Lookbook is intended to be a tool for aiding the ViewComponent development process, and so is usually restricted to running only when the app is in development mode.

However, it is possible to run Lookbook in a production environment if you wish.

Please note! If you choose to run Lookbook in production, you do so at your own risk. It is primarily intended as a development tool and has not yet been thoroughly battle-tested in production environments.

Differences between development and production

Since v1.0.7 the only major difference between development and production is that watching files for changes is disabled by default.

Lookbook no longer saves the parser results registry to the filesystem so a pre-parsing step is no longer required and the lookbook:previews:preparse Rake task has been deprecated.

Configuration changes for production

You will need to make sure that the following configuration changes have been made when deploying to production:

Ensure ViewComponent is configured to show previews in production (by default it is disabled when not in development):

# config/environments/production.rb
config.view_component.show_previews = true

Remove any environment checking from around the Lookbook mounting declaration (if added as per install instructions):

# config/routes.rb
Rails.application.routes.draw do
  # if Rails.env.development? <- remove
    mount Lookbook::Engine, at: "/lookbook"
  # end

Differences between development and production (pre-v1.0.7)

  1. Watching files for changes is disabled
  2. Parsing preview files for annotations does not happen at automatically at runtime. Instead the preview files must be pre-parsed via a Rake task before starting the app (much like asset precompilation).

Pre-parsing preview files

Run the following command to pre-parse the preview files annotations:

rake lookbook:previews:preparse

If you wish to run this as part of your existing assets precompilation step, you can add the following into your app’s Rakefile:

if Rails.env.production?
  Rake::Task['assets:precompile'].enhance do

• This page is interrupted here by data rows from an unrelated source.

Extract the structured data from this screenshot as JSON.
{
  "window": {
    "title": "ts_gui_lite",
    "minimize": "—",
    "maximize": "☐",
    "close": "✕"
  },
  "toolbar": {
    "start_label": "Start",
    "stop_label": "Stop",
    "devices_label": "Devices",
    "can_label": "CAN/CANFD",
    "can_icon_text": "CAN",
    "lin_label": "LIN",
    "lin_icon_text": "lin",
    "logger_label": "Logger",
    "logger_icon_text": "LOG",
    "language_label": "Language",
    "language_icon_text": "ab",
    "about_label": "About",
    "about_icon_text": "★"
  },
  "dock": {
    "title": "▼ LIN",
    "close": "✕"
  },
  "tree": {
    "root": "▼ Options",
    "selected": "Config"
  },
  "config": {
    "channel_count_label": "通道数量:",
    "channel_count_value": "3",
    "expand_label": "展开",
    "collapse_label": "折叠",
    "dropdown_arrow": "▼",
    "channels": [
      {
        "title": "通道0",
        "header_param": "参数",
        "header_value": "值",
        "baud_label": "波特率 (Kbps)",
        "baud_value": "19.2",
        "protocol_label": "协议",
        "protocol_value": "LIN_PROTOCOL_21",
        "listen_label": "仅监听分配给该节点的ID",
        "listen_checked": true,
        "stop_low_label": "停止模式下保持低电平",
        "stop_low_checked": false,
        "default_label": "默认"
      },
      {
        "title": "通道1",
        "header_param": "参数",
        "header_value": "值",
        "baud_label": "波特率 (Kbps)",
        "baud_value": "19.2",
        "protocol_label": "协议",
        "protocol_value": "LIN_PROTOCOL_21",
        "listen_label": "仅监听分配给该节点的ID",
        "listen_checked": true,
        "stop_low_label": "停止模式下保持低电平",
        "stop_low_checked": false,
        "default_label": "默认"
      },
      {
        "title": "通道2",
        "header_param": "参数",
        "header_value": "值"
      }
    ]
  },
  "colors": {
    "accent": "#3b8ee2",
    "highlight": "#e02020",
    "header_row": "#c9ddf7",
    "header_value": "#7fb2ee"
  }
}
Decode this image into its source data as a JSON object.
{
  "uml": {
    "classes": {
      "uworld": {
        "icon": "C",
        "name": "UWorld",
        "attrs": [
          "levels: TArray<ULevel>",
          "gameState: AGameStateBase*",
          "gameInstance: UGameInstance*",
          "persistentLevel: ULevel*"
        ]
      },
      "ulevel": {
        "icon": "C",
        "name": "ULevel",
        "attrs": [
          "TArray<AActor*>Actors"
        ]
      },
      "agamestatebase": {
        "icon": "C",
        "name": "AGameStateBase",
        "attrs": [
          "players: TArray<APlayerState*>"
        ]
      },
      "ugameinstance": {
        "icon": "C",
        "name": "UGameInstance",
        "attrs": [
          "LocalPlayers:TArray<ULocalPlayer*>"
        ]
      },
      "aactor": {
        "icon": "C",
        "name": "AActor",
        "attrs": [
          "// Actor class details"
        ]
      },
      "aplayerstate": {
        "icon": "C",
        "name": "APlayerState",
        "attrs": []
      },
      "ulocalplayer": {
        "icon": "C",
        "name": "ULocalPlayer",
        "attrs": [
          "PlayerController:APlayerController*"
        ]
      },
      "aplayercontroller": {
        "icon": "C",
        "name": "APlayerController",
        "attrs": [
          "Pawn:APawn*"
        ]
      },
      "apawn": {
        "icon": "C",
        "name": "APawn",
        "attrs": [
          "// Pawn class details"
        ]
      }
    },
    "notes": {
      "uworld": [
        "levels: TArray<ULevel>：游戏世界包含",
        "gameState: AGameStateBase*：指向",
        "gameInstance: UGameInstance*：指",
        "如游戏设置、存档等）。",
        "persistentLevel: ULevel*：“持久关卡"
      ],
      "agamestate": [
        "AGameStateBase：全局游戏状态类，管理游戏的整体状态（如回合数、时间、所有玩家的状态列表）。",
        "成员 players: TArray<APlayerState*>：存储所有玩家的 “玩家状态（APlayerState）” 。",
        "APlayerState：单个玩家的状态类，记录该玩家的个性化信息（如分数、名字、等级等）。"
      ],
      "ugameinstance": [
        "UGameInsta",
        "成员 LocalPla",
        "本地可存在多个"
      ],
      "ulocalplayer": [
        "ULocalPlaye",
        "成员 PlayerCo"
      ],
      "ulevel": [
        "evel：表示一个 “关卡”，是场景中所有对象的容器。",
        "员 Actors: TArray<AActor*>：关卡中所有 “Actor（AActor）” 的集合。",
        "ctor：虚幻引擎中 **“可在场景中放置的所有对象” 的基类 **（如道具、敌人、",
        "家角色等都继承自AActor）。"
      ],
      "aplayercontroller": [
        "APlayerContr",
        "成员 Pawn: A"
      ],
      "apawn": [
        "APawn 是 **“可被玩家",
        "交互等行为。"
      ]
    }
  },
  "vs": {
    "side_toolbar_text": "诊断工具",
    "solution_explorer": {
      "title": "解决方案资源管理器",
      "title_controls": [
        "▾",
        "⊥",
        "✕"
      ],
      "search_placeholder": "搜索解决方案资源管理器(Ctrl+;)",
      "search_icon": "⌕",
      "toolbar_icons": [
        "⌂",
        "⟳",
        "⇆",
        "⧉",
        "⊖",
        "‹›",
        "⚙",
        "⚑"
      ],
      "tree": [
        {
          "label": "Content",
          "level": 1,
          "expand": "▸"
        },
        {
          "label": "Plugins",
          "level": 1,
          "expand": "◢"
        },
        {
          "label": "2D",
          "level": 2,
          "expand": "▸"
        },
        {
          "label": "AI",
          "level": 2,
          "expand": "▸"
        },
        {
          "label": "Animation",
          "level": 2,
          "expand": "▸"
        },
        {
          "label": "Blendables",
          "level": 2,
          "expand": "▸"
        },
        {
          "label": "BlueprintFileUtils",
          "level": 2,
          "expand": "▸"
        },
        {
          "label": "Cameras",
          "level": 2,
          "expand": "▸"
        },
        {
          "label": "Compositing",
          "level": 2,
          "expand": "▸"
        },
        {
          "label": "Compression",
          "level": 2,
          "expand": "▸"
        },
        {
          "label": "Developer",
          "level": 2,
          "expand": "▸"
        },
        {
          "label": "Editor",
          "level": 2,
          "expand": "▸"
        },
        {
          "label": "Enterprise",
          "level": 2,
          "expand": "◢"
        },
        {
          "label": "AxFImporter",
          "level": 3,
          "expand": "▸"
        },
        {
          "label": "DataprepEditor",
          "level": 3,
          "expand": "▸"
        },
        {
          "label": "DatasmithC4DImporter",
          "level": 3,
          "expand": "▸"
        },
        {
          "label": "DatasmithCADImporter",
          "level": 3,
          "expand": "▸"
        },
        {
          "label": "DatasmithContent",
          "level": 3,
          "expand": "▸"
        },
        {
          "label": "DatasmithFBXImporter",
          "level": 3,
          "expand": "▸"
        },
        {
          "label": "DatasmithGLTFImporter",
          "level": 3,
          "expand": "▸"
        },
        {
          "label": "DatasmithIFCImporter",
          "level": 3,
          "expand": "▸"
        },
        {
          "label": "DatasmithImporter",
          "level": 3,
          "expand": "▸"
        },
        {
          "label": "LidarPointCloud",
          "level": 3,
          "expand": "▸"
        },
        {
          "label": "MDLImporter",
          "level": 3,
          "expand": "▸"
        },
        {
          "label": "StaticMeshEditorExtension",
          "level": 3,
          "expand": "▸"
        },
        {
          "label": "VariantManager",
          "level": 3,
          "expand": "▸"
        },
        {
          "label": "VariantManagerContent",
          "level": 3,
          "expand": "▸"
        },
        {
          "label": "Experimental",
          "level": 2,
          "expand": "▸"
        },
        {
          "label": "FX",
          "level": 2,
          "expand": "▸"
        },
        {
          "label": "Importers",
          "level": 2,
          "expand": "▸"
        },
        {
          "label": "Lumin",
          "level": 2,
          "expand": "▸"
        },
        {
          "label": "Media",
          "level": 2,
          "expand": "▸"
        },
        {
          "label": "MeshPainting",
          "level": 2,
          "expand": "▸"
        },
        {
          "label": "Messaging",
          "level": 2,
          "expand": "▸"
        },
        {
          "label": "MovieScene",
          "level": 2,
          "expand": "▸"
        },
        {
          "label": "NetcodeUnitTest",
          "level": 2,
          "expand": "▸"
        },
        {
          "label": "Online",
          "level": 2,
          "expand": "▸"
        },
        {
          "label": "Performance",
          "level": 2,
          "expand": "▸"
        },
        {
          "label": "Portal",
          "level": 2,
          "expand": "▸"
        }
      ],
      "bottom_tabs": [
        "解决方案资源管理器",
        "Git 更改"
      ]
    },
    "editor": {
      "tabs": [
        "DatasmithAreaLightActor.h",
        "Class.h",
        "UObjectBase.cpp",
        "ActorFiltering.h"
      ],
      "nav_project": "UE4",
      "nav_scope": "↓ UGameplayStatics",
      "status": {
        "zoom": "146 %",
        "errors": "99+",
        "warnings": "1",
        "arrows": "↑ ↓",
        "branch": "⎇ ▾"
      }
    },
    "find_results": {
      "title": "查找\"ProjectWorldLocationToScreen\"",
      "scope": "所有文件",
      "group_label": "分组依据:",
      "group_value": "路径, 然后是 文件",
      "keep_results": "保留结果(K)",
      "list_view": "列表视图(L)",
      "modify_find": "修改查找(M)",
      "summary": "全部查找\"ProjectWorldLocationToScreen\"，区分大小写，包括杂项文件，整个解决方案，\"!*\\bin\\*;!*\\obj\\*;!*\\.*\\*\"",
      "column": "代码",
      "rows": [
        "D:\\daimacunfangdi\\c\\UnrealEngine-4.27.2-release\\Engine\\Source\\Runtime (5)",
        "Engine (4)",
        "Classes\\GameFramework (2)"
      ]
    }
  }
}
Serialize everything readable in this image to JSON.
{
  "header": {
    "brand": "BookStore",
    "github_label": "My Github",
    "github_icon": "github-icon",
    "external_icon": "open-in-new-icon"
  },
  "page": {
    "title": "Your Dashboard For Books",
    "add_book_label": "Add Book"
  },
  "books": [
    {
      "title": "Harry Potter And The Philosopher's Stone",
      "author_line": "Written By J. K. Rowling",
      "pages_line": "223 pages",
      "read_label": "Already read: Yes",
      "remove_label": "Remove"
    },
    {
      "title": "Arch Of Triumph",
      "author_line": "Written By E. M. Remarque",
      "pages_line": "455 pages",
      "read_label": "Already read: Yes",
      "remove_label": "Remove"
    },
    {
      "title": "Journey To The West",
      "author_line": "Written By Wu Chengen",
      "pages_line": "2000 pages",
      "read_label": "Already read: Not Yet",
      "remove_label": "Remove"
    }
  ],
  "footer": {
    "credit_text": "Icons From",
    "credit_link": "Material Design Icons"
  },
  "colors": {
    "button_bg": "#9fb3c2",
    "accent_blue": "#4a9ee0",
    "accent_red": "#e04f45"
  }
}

The pre-parsing of preview files will then take place every time rake assets:precompile is called and so will not need to be run separately.